Implicitly supported by other academics in this debate, Koponen’s message to Koenders and his fellow politicians seems to be the following. Bring in the political dimension? Sure. But be prepared to cut to the chase. Poverty is about inequality, social exclusion and human insecurity. None of these can be dealt with in a neat, technical way.

Personal political capabilities

Nor can they be dealt with without including the poor as political actors in their own right, argues Jean-Luc Dubois, a research director at the French Institute of Research for Development (IRD). In the new aid approach, development and poverty reduction have become a macro-level business: negotiations take place at the level of donor and recipient governments. Although included in theory, Pratt argues, inputs from civil society organizations are minimal, so perhaps Koonings is not critical enough. The Poverty Reduction Strategy approach – which Koonings describes as ‘political in its very nature’ – has shown few actual positive results for the poor and its implementation is often hardly democratic.
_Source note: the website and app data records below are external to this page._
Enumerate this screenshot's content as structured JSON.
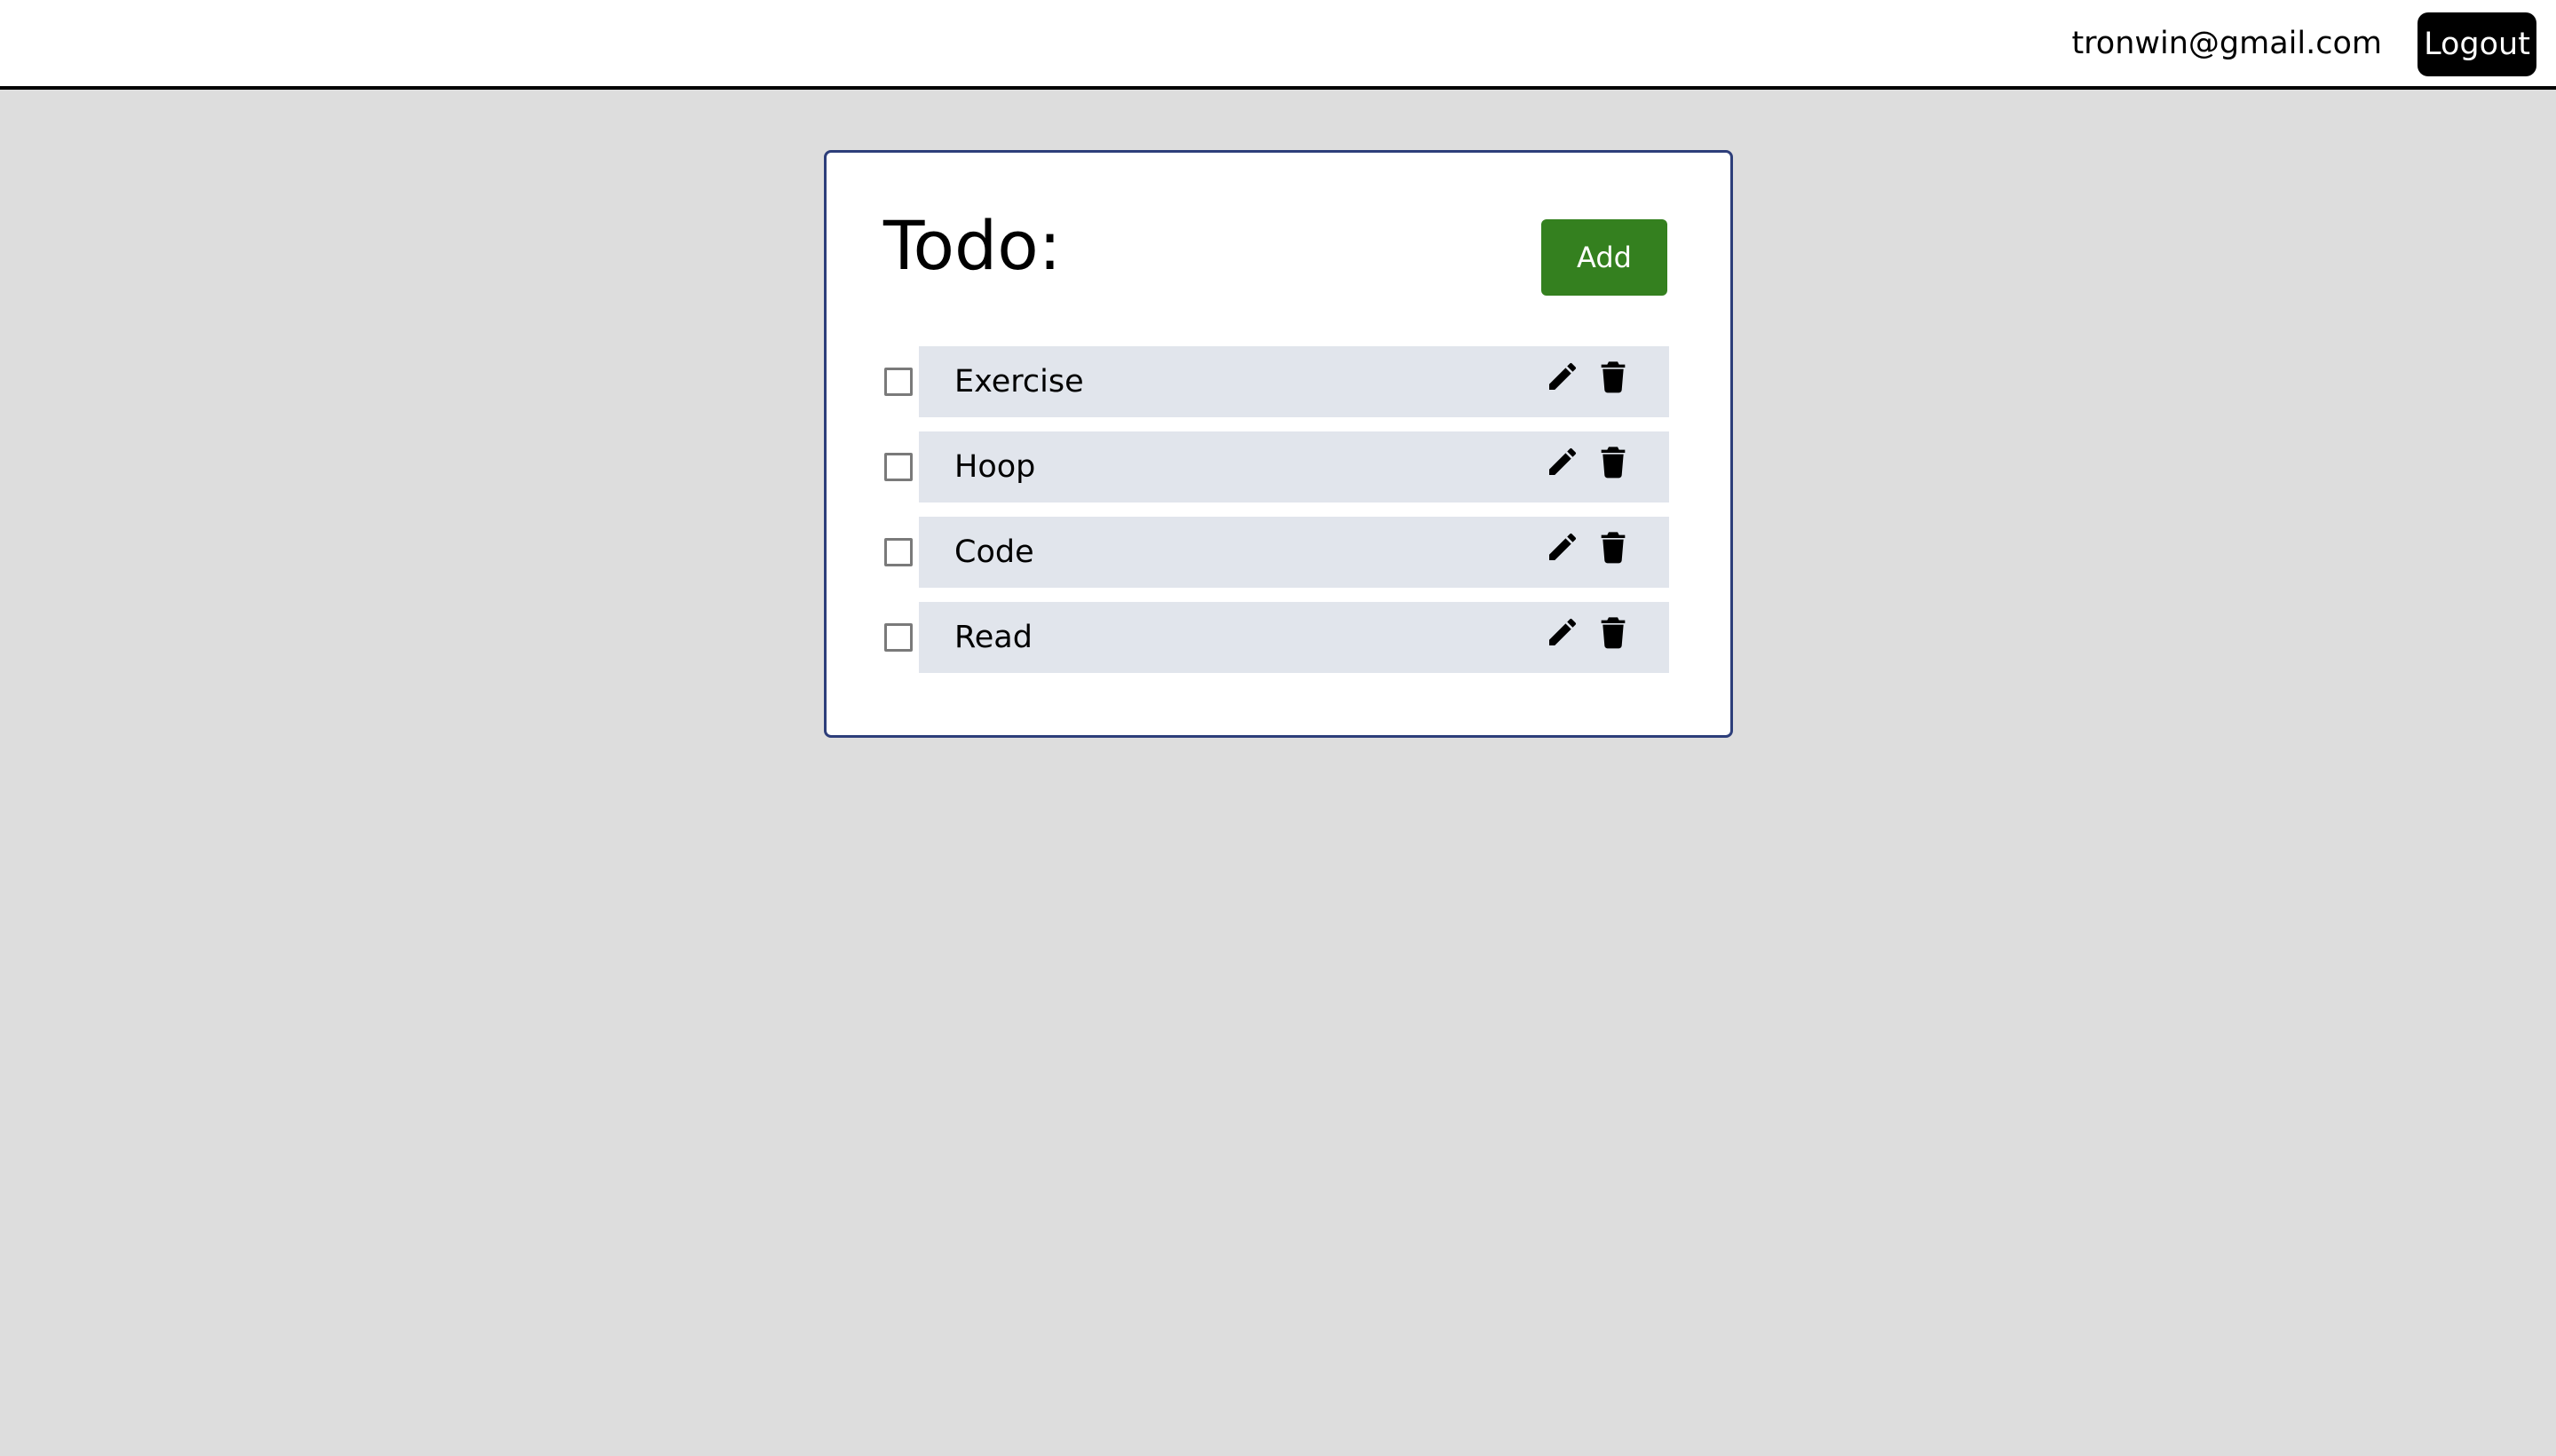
{
  "header": {
    "user_email": "tronwin@gmail.com",
    "logout_label": "Logout"
  },
  "todo": {
    "title": "Todo:",
    "add_label": "Add",
    "items": [
      {
        "label": "Exercise",
        "checked": false
      },
      {
        "label": "Hoop",
        "checked": false
      },
      {
        "label": "Code",
        "checked": false
      },
      {
        "label": "Read",
        "checked": false
      }
    ]
  },
  "icons": {
    "edit": "pencil-icon",
    "delete": "trash-icon"
  },
  "colors": {
    "background": "#dddddd",
    "add_button": "#34801f",
    "logout_button": "#000000",
    "card_border": "#2d3e7a",
    "item_background": "#e1e5ec"
  }
}
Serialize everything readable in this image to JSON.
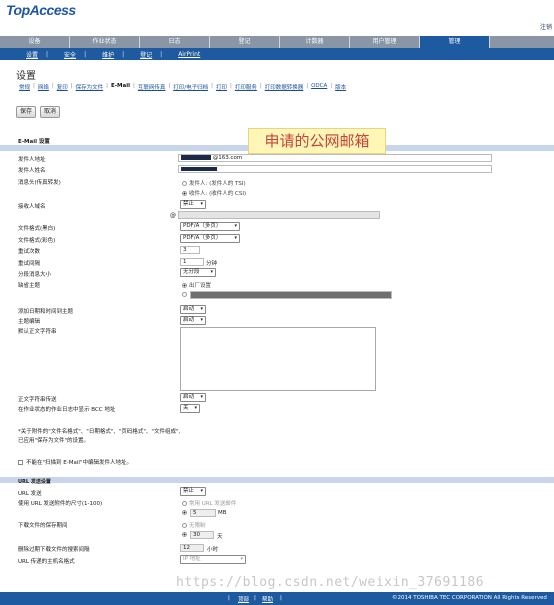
{
  "app": {
    "logo": "TopAccess",
    "logout": "注销"
  },
  "tabs": [
    "设备",
    "作业状态",
    "日志",
    "登记",
    "计数器",
    "用户管理",
    "管理"
  ],
  "subtabs": [
    "设置",
    "安全",
    "维护",
    "登记",
    "AirPrint"
  ],
  "page": {
    "title": "设置"
  },
  "links": [
    "常规",
    "网络",
    "复印",
    "保存为文件",
    "E-Mail",
    "互联网传真",
    "打印/电子归档",
    "打印",
    "打印服务",
    "打印数据转换器",
    "ODCA",
    "版本"
  ],
  "buttons": {
    "save": "保存",
    "cancel": "取消"
  },
  "section1": {
    "title": "E-Mail 设置"
  },
  "banner": "申请的公网邮箱",
  "labels": {
    "from_addr": "发件人地址",
    "from_name": "发件人姓名",
    "header": "消息头(传真转发)",
    "receiver_domain": "接收人域名",
    "file_format_mono": "文件格式(黑白)",
    "file_format_color": "文件格式(彩色)",
    "retry_count": "重试次数",
    "retry_interval": "重试间隔",
    "fragment_size": "分段消息大小",
    "default_subject": "缺省主题",
    "add_date": "添加日期和时间到主题",
    "subject_edit": "主题编辑",
    "default_body": "默认正文字符串",
    "body_send": "正文字符串传送",
    "bcc": "在作业状态的作业日志中显示 BCC 地址"
  },
  "values": {
    "from_addr_suffix": "@163.com",
    "header_opt1": "发件人: (发件人的 TSI)",
    "header_opt2": "收件人: (收件人的 CSI)",
    "receiver_domain": "禁止",
    "at": "@",
    "file_format_mono": "PDF/A（多页）",
    "file_format_color": "PDF/A（多页）",
    "retry_count": "3",
    "retry_interval": "1",
    "retry_unit": "分钟",
    "fragment_size": "无分段",
    "subject_opt1": "出厂设置",
    "add_date": "启动",
    "subject_edit": "启动",
    "body_send": "启动",
    "bcc": "关"
  },
  "notes": [
    "*关于附件的\"文件名格式\"、\"日期格式\"、\"页码格式\"、\"文件组成\",",
    "已应用\"保存为文件\"的设置。",
    "不能在\"扫描到 E-Mail\"中编辑发件人地址。"
  ],
  "section2": {
    "title": "URL 发送设置"
  },
  "labels2": {
    "url_send": "URL 发送",
    "url_size": "使用 URL 发送附件的尺寸(1-100)",
    "save_period": "下载文件的保存期间",
    "delete_interval": "删除过期下载文件的搜索间隔",
    "hostname": "URL 传递的主机名格式"
  },
  "values2": {
    "url_send": "禁止",
    "url_opt1": "常用 URL 发送邮件",
    "url_size": "5",
    "url_unit": "MB",
    "period_opt1": "无限制",
    "period": "30",
    "period_unit": "天",
    "delete_interval": "12",
    "delete_unit": "小时",
    "hostname": "IP 地址"
  },
  "watermark": "https://blog.csdn.net/weixin_37691186",
  "footer": {
    "links": [
      "顶部",
      "帮助"
    ],
    "copyright": "©2014 TOSHIBA TEC CORPORATION All Rights Reserved"
  }
}
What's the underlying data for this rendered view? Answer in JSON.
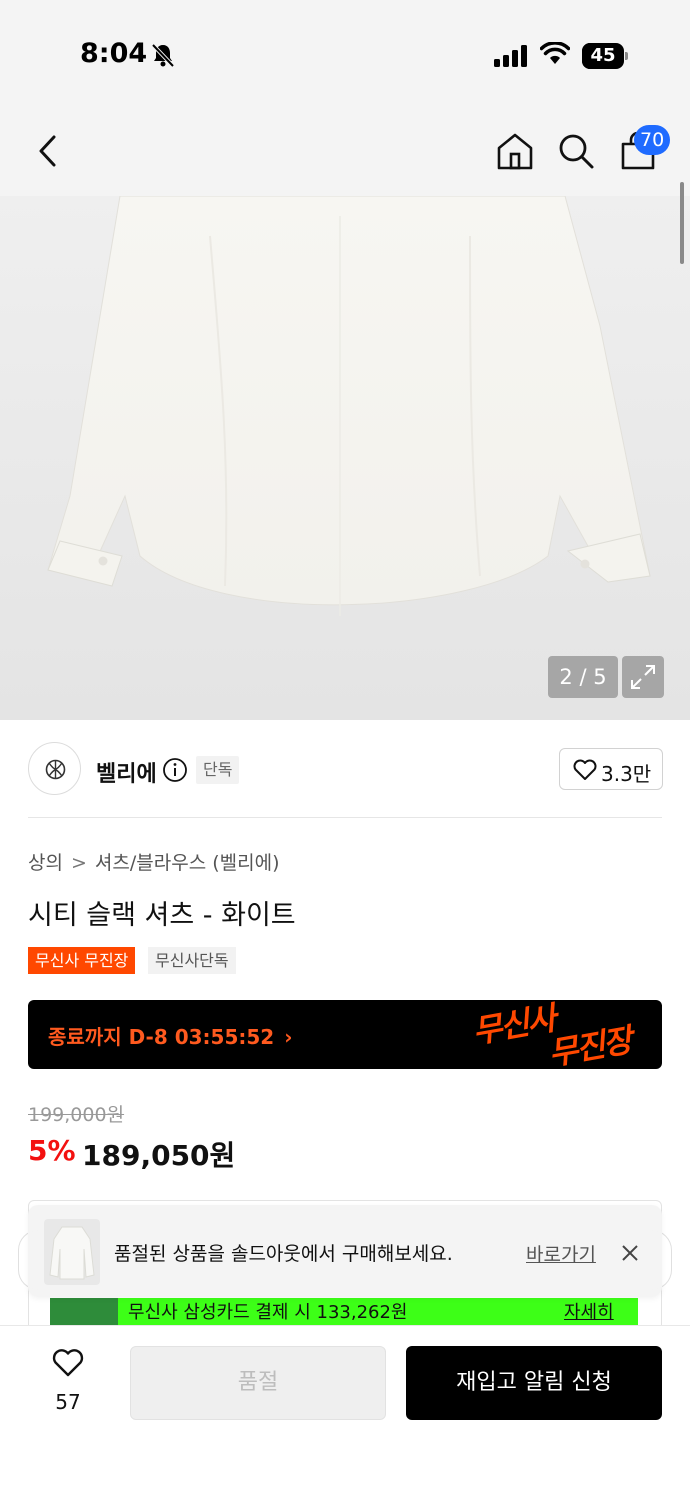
{
  "status_bar": {
    "time": "8:04",
    "battery": "45",
    "battery_level": 0.45
  },
  "nav": {
    "cart_count": "70"
  },
  "gallery": {
    "counter": "2 / 5"
  },
  "brand": {
    "name": "벨리에",
    "tag": "단독",
    "like_count": "3.3만"
  },
  "breadcrumb": {
    "category": "상의",
    "separator": ">",
    "subcategory": "셔츠/블라우스 (벨리에)"
  },
  "product": {
    "title": "시티 슬랙 셔츠 - 화이트",
    "tags": [
      "무신사 무진장",
      "무신사단독"
    ],
    "original_price": "199,000원",
    "discount_rate": "5%",
    "sale_price": "189,050원"
  },
  "event_banner": {
    "countdown": "종료까지 D-8 03:55:52",
    "logo_line1": "무신사",
    "logo_line2": "무진장"
  },
  "card_promo": {
    "text": "무신사 삼성카드 결제 시 133,262원",
    "link": "자세히"
  },
  "toast": {
    "message": "품절된 상품을 솔드아웃에서 구매해보세요.",
    "link": "바로가기"
  },
  "bottom_bar": {
    "wish_count": "57",
    "soldout_label": "품절",
    "restock_label": "재입고 알림 신청"
  },
  "colors": {
    "accent_orange": "#ff4800",
    "discount_red": "#f31110",
    "badge_blue": "#1f6bff",
    "promo_green": "#3dff17"
  }
}
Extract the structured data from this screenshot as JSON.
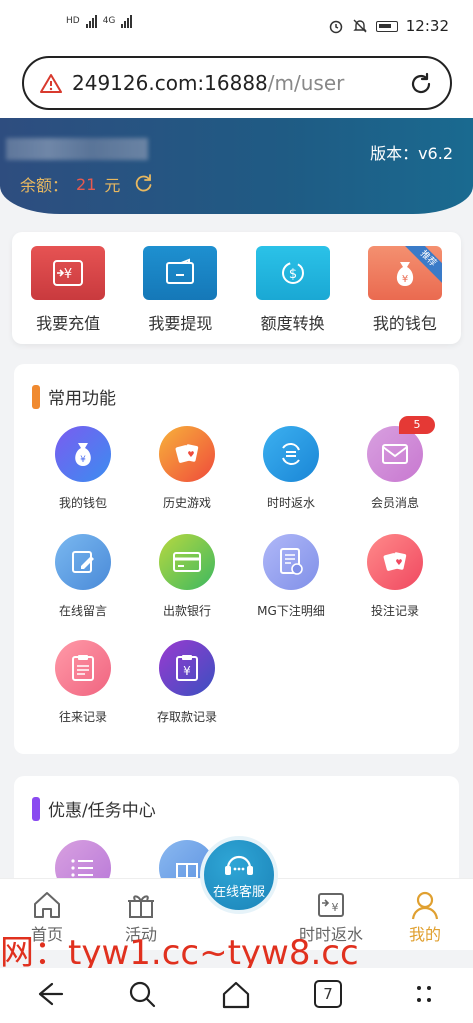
{
  "status_bar": {
    "time": "12:32",
    "left_labels": [
      "HD",
      "4G",
      "4G"
    ]
  },
  "browser": {
    "url_host": "249126.com:16888",
    "url_path": "/m/user"
  },
  "header": {
    "version_label": "版本：v6.2",
    "balance_label": "余额：",
    "balance_amount": "21",
    "balance_unit": "元"
  },
  "quick_actions": [
    {
      "label": "我要充值",
      "icon": "recharge-icon",
      "color": "#e0474b"
    },
    {
      "label": "我要提现",
      "icon": "wallet-icon",
      "color": "#1e87c8"
    },
    {
      "label": "额度转换",
      "icon": "transfer-icon",
      "color": "#21b4de"
    },
    {
      "label": "我的钱包",
      "icon": "money-bag-icon",
      "color": "#f08060",
      "ribbon": "推荐"
    }
  ],
  "common_functions": {
    "title": "常用功能",
    "items": [
      {
        "label": "我的钱包",
        "icon": "money-bag-icon"
      },
      {
        "label": "历史游戏",
        "icon": "cards-icon"
      },
      {
        "label": "时时返水",
        "icon": "refresh-icon"
      },
      {
        "label": "会员消息",
        "icon": "mail-icon",
        "badge": "5"
      },
      {
        "label": "在线留言",
        "icon": "edit-icon"
      },
      {
        "label": "出款银行",
        "icon": "card-icon"
      },
      {
        "label": "MG下注明细",
        "icon": "document-icon"
      },
      {
        "label": "投注记录",
        "icon": "cards-icon"
      },
      {
        "label": "往来记录",
        "icon": "clipboard-icon"
      },
      {
        "label": "存取款记录",
        "icon": "clipboard-yen-icon"
      }
    ]
  },
  "promo_center": {
    "title": "优惠/任务中心"
  },
  "tabbar": {
    "home": "首页",
    "activity": "活动",
    "service": "在线客服",
    "rebate": "时时返水",
    "mine": "我的"
  },
  "watermark": "网：tyw1.cc~tyw8.cc",
  "navbar": {
    "tabs_count": "7"
  },
  "colors": {
    "header_bg": "#1f5b84",
    "accent": "#e0a030",
    "badge": "#e53935"
  }
}
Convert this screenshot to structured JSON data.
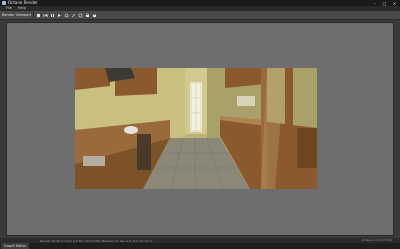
{
  "window": {
    "title": "Octane Render",
    "minimize": "–",
    "maximize": "□",
    "close": "✕"
  },
  "menu": {
    "items": [
      "File",
      "Help"
    ]
  },
  "toolbar": {
    "label": "Render Viewport"
  },
  "statusbar": {
    "left": "Render 00:00:41  Spp 1/0  Tris 1452/1452  Meshes 1/1  Gpu 1/1  Out-of-core 0",
    "right": "Octane 1.0 GTX 580"
  },
  "bottom_tab": {
    "label": "Graph Editor"
  },
  "colors": {
    "accent": "#9fbde0",
    "viewport_bg": "#6e6e6e"
  }
}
So what is done, in practice, with the importance attributed to the empowerment of individual men and women, including farmers, rickshaw drivers and small traders, and their organizations? Was it not agreed that being poor means not being able to exercise meaningful citizenship?

This is why Dubois, and Zupi and Buhl too, stress the importance of policies aimed at both strengthening people’s personal political capabilities – including negotiating, political speaking and decision-making skills – as well as promoting their right to assemble and to belong to a political group. Amartya Sen first published his ideas on entitlements and human capabilities in Poverty and Famines in 1981. Since then, as Dubois and others are pleased to note, his work has become part of mainstream academic development thinking. But the extent to which it has also truly become part of development practice is debatable. Solveig Buhl, an anthropologist and policy administrator at the OECD in Paris, emphasizes that ‘political capabilities’ are central to the DAC Guidelines on Poverty Reduction, and that tools such as the ex-ante poverty impact assessment (PIA) have been a long time in the making. Yet Dubois suggests that there is still work to do in developing and applying appropriate tools for measuring people’s political capabilities. This is one crucial step towards realizing that, in the long-term, ‘the poor’ may become an effective political constituency whose agenda could influence political power holders.

Towards an integrated framework

The politics of poverty are manifest at the individual, societal, national and global levels – and all of these intersect. Molenaers and Boesen note that there are surprisingly few formats and tools for ‘sound and frank’ political analysis that could help donors work with constantly changing political realities. The challenge is therefore to translate the academic insights and the knowledge gained through decades of development practice into a framework that does not limit itself to only one aspect. Only a framework that integrates the different levels of politics – and thus reflects that poverty, as Rosalind Eyben notes, does not begin or end at national borders – will offer the instruments necessary to make specific and up-to-date policy choices.

The question now is who will take up the challenge of designing this integrated framework?

To read all the contributions to the debate, go to the debate politics and poverty .